● **WORK TO BE COMPLETED**
Below are some entries; state how many of their lines contain the word "title", with nothing else in the reply.

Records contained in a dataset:
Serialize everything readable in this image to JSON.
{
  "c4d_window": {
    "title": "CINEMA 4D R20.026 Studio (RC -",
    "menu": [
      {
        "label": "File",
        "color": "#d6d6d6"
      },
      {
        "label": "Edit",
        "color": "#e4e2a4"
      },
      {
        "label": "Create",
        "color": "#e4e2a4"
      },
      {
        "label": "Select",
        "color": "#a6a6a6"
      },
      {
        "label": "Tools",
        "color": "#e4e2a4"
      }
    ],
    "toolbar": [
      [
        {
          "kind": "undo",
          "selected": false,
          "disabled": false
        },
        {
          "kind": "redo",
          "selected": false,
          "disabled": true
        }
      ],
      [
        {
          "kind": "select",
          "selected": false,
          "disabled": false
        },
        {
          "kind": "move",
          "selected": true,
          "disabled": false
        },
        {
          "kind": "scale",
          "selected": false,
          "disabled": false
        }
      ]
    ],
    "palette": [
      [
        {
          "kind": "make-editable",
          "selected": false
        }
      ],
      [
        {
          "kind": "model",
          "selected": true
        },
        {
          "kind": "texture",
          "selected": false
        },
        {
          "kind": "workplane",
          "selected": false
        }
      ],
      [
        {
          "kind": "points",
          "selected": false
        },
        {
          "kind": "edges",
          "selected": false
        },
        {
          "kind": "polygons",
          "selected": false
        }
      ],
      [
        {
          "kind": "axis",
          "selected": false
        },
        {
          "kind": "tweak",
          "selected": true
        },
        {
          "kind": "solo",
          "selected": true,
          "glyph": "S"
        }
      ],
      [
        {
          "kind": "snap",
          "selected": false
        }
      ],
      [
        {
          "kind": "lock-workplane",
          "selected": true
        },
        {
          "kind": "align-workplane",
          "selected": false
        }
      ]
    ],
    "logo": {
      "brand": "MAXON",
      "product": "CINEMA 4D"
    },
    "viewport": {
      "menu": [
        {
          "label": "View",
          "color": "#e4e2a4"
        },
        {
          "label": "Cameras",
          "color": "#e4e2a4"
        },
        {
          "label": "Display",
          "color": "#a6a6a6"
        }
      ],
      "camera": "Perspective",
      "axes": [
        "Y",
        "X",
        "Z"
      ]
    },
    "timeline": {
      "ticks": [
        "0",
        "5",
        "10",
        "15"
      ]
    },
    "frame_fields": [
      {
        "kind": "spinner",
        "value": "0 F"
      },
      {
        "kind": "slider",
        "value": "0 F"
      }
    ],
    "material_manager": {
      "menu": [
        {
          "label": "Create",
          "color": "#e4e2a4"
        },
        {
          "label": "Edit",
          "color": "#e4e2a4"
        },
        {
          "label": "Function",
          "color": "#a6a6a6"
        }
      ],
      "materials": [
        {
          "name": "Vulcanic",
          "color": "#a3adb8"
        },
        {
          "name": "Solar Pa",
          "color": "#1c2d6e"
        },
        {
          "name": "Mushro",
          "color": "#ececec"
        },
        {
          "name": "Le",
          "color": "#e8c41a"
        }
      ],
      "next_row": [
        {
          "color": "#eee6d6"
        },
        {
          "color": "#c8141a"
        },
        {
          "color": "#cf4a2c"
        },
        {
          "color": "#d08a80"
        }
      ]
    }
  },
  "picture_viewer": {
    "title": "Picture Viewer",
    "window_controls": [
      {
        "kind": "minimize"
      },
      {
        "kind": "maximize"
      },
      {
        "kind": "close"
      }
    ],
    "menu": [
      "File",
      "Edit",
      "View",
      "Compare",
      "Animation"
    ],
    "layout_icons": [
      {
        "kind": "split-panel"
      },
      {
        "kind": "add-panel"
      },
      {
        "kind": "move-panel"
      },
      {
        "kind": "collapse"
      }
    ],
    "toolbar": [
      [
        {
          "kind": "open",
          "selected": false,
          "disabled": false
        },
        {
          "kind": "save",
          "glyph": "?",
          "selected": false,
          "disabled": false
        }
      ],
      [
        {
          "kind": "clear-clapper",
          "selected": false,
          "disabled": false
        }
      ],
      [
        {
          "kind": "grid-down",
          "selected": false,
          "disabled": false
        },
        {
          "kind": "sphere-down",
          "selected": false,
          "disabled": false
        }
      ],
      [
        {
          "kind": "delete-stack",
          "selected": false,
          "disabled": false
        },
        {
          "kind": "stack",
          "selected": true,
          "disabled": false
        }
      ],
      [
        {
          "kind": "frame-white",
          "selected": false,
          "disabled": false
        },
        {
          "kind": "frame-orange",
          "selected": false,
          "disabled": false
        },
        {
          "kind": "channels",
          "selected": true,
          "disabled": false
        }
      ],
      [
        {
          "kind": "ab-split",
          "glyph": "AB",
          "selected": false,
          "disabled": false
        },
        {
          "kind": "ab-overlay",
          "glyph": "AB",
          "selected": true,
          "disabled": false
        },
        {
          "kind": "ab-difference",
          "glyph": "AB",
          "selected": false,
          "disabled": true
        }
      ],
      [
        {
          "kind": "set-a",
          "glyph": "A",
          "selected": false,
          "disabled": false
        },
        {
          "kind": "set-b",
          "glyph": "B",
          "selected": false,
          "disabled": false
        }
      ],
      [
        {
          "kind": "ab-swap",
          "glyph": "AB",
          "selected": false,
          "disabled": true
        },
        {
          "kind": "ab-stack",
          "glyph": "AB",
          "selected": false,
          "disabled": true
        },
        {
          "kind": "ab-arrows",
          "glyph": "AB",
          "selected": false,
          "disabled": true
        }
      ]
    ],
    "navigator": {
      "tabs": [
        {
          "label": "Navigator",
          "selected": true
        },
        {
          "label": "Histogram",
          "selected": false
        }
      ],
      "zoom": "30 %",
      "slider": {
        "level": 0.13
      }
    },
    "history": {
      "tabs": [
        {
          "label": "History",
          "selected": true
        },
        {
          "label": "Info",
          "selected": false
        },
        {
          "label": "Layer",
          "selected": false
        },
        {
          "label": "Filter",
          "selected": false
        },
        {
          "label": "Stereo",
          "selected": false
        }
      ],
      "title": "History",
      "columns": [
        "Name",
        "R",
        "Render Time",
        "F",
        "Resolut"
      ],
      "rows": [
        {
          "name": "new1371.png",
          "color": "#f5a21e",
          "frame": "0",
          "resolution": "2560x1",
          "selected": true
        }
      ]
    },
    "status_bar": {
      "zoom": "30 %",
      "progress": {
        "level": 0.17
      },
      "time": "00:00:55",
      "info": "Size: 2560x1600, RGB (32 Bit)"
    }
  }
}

● **ANSWER SPACE**
3